Meanwhile they do serve traditional Chinese teas (minimum 2 pax per tea pot) like Pu-Erh ($1.60 /pax), Chrysanthemum (S$2.20 /pax) and “Gook Po” (Pu-Erh and Chrysanthemum mixed, S$2.50 /pax). Pu-Erh is especially good for washing down oily food (and making you feel less guilty).
They are also bringing in craft beers like these (left to right):
Innis & Gunn Original Oak Aged Beer (S$12++): tastes like whisky
Magic Hat Low Key Session IPA (S$10++)
Magic Hat #9 not quite Pale Ale (S$11++)
Lindemana Pecheresse Peches-Lambic Artisanal (S$9++): peachy and sweet, estimated to be popular with ladies but the guys in our team liked it too
Big Lazy Chop has al fresco seating as well, but with the heat these days, I'm guessing the 40 indoor seats are going to be the more popular.
It is located across from La Salle College of the Arts in a building with huge printed words. It's diagonally across from Rochor Beancurd too.
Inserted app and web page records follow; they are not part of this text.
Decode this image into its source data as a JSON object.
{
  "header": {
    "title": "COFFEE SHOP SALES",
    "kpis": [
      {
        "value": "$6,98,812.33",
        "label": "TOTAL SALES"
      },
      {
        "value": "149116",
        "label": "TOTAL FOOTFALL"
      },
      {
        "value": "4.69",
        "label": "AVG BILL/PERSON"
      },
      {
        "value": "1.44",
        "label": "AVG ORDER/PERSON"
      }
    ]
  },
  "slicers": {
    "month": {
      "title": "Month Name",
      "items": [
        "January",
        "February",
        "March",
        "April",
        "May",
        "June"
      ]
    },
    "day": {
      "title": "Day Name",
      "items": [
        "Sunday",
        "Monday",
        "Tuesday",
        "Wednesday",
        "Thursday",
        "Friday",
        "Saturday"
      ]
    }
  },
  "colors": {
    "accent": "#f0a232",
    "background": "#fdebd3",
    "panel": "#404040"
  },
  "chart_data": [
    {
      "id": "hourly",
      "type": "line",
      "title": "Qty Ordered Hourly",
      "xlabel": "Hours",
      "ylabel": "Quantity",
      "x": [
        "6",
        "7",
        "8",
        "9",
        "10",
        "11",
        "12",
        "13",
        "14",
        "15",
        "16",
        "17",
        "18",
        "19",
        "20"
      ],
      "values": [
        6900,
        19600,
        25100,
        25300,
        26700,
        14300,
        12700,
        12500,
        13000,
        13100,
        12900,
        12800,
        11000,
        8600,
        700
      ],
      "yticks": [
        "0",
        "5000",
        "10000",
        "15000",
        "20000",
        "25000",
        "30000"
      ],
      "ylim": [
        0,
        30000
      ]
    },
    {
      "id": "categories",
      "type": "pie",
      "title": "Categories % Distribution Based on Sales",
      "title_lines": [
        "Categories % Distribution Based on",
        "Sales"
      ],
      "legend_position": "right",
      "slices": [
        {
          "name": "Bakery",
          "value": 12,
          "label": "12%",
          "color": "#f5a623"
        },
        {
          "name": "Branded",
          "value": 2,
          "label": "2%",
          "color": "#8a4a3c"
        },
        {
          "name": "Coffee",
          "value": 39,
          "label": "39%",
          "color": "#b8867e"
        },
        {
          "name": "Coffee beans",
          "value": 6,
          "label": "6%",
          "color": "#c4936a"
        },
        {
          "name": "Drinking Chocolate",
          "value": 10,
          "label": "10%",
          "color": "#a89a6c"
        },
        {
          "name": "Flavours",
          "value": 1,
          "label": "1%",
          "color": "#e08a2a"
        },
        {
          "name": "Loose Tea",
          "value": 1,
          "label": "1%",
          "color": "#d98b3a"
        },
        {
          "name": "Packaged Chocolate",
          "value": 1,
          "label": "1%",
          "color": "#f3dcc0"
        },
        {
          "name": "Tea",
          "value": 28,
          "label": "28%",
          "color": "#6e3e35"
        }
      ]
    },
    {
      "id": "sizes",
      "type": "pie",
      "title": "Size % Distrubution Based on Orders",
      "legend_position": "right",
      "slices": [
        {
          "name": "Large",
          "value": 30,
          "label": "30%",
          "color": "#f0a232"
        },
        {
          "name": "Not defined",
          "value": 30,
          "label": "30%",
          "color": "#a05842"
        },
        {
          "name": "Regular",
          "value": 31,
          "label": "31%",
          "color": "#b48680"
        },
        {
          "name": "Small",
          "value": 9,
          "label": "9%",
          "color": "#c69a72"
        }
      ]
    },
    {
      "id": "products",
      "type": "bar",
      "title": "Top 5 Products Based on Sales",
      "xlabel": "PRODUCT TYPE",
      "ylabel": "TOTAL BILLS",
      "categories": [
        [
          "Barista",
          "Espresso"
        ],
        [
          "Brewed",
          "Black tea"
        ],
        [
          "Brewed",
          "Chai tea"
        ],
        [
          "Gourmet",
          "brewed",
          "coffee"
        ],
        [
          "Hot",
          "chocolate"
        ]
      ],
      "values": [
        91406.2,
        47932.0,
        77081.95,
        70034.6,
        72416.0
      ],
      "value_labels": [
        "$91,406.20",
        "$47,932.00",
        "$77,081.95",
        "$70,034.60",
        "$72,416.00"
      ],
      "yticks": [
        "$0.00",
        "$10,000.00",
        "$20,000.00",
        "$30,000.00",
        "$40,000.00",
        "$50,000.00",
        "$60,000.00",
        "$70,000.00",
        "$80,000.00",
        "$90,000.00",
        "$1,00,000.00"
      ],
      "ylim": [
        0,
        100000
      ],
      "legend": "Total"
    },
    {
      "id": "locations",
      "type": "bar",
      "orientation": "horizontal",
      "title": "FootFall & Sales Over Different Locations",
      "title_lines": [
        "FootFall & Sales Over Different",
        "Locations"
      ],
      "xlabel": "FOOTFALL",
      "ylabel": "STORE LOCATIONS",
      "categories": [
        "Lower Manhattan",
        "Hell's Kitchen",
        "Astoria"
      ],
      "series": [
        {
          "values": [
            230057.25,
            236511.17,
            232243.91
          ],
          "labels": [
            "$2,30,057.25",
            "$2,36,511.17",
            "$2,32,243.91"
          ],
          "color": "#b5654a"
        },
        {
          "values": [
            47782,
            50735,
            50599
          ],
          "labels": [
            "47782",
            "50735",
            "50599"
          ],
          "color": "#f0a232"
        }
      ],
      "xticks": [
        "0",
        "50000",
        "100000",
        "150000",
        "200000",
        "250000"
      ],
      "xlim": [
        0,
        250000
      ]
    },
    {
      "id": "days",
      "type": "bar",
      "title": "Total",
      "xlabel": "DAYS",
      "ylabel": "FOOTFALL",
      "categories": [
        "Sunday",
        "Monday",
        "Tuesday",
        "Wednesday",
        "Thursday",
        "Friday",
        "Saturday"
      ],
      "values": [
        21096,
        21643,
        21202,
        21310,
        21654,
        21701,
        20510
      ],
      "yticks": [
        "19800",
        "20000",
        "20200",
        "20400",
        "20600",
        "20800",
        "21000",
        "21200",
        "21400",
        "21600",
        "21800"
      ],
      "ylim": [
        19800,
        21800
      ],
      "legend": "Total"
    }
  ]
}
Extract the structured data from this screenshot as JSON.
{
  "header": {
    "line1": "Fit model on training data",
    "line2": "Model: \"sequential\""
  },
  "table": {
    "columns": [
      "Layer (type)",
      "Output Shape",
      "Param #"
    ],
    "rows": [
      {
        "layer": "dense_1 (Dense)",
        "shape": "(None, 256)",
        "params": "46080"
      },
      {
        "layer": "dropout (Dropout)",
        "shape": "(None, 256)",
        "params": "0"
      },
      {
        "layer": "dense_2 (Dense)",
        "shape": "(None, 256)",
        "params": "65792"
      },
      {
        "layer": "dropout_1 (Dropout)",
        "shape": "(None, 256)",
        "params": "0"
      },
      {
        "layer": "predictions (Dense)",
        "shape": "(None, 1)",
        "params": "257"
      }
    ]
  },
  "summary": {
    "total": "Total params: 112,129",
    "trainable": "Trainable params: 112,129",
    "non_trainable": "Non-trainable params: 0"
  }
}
The nearest MRT is Rochor (Downtown line). Take Exit A (Sim Lim Square). Walk along Rochor Canal Road and turn left into Short Street.
You can check out the full menu with prices online here.
BIG LAZY CHOP
1A Short Street #01-04
Tel: +65 62-388-443
Open Tuesdays to Sundays. Closed on Mondays
Lunch: 11:30am – 2:30pm (Last order – 2:00pm)
Dinner: 5:30pm – 10:30pm (Last order – 10:00pm)
Instagram: @biglazychop #dalanpai #biglazychop
Many thanks to Big Lazy Chop for the invitation